Essay on Analysis of Toro's Snorisk Program
Risk analysis from the point of view of Toro: Toro bears relatively minimal risk on this S’No risk program the year they ran it, as the most they are going to pay-out to the insurance company in 1983 is around $680K, while in-turn profiting $106K. (Bell, 2004). The year they ran the promotion, a confluence of elements came into play: the insurance company erroneously quoted them 2.1% of the retail value of the snowthrowers covered; the snowfall was significantly higher than the year before, but because of this premium cap by the insurance company, it did not lose its shorts on its liabilities.

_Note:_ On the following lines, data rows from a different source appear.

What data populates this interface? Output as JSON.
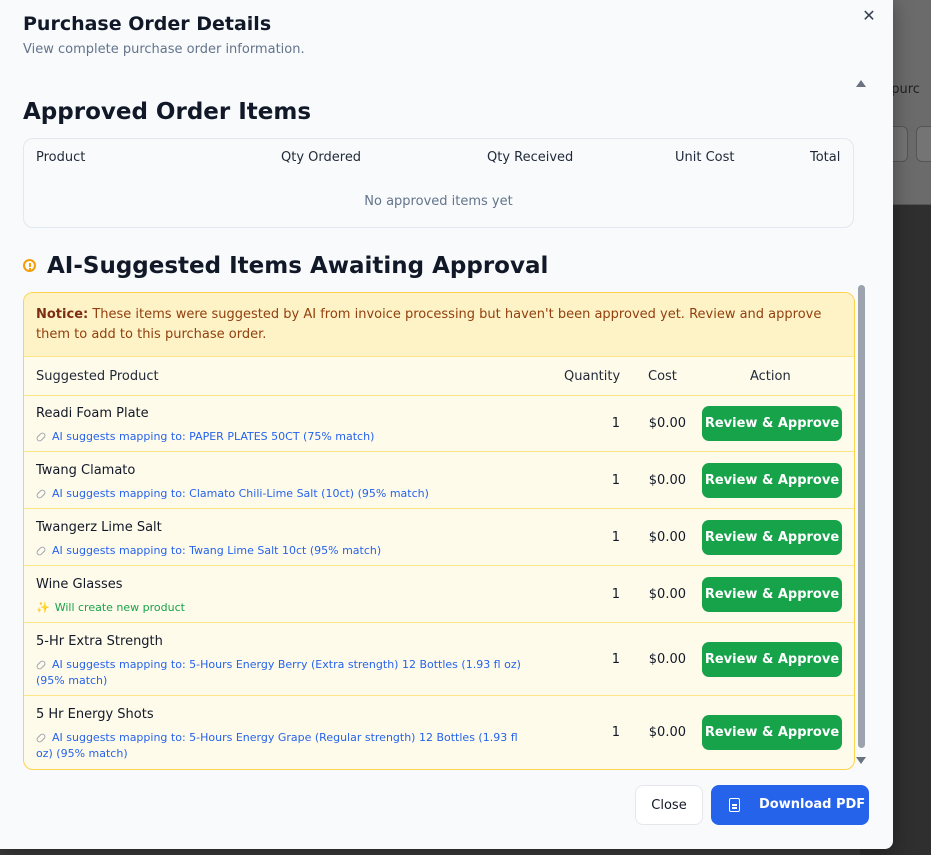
{
  "background": {
    "partial_text": "t purc"
  },
  "modal": {
    "title": "Purchase Order Details",
    "subtitle": "View complete purchase order information.",
    "close_icon": "close-icon"
  },
  "approved": {
    "heading": "Approved Order Items",
    "columns": [
      "Product",
      "Qty Ordered",
      "Qty Received",
      "Unit Cost",
      "Total"
    ],
    "empty_message": "No approved items yet"
  },
  "ai": {
    "heading": "AI-Suggested Items Awaiting Approval",
    "icon": "alert-circle-icon",
    "notice_label": "Notice:",
    "notice_text": " These items were suggested by AI from invoice processing but haven't been approved yet. Review and approve them to add to this purchase order.",
    "columns": {
      "product": "Suggested Product",
      "quantity": "Quantity",
      "cost": "Cost",
      "action": "Action"
    },
    "rows": [
      {
        "name": "Readi Foam Plate",
        "suggestion": "AI suggests mapping to: PAPER PLATES 50CT (75% match)",
        "kind": "mapping",
        "quantity": "1",
        "cost": "$0.00",
        "action": "Review & Approve"
      },
      {
        "name": "Twang Clamato",
        "suggestion": "AI suggests mapping to: Clamato Chili-Lime Salt (10ct) (95% match)",
        "kind": "mapping",
        "quantity": "1",
        "cost": "$0.00",
        "action": "Review & Approve"
      },
      {
        "name": "Twangerz Lime Salt",
        "suggestion": "AI suggests mapping to: Twang Lime Salt 10ct (95% match)",
        "kind": "mapping",
        "quantity": "1",
        "cost": "$0.00",
        "action": "Review & Approve"
      },
      {
        "name": "Wine Glasses",
        "suggestion": "Will create new product",
        "kind": "new",
        "quantity": "1",
        "cost": "$0.00",
        "action": "Review & Approve"
      },
      {
        "name": "5-Hr Extra Strength",
        "suggestion": "AI suggests mapping to: 5-Hours Energy Berry (Extra strength) 12 Bottles (1.93 fl oz) (95% match)",
        "kind": "mapping",
        "quantity": "1",
        "cost": "$0.00",
        "action": "Review & Approve"
      },
      {
        "name": "5 Hr Energy Shots",
        "suggestion": "AI suggests mapping to: 5-Hours Energy Grape (Regular strength) 12 Bottles (1.93 fl oz) (95% match)",
        "kind": "mapping",
        "quantity": "1",
        "cost": "$0.00",
        "action": "Review & Approve"
      }
    ]
  },
  "footer": {
    "close_label": "Close",
    "download_label": "Download PDF"
  },
  "colors": {
    "approve": "#16a34a",
    "primary": "#2563eb",
    "notice_bg": "#fef3c7",
    "warning": "#f59e0b"
  }
}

Additionally, they did not have to pay vendors the 10 percent discount they normally did in …show more content…
As a consumer the key decision-making components for the consumer me are– uncertainty and compromise that results from the unknown: what will be the amount of snowfall that year. The consumer is also focused on the “mental accounting” (Kahneman, 1984) of purchasing the snowthrower that season; not analyzing the use it will bring in subsequent years. The heuristics at play include “anchoring” by either overestimating or underestimating the amount of snowfall, using the previous year as a benchmark (Simonson, 1992).
Common Decision Traps. For all of the groups involved common decision traps are inevitable. The consumer is likely to face the anchoring decision trap, by giving weight to the information that is most prevalent in his mind. He may overestimate the amount of lack of snowfall based on last year’s total and make the decision to buy the snowthrower within the parameters of the program. The consumer can also face the prospect theory, more specifically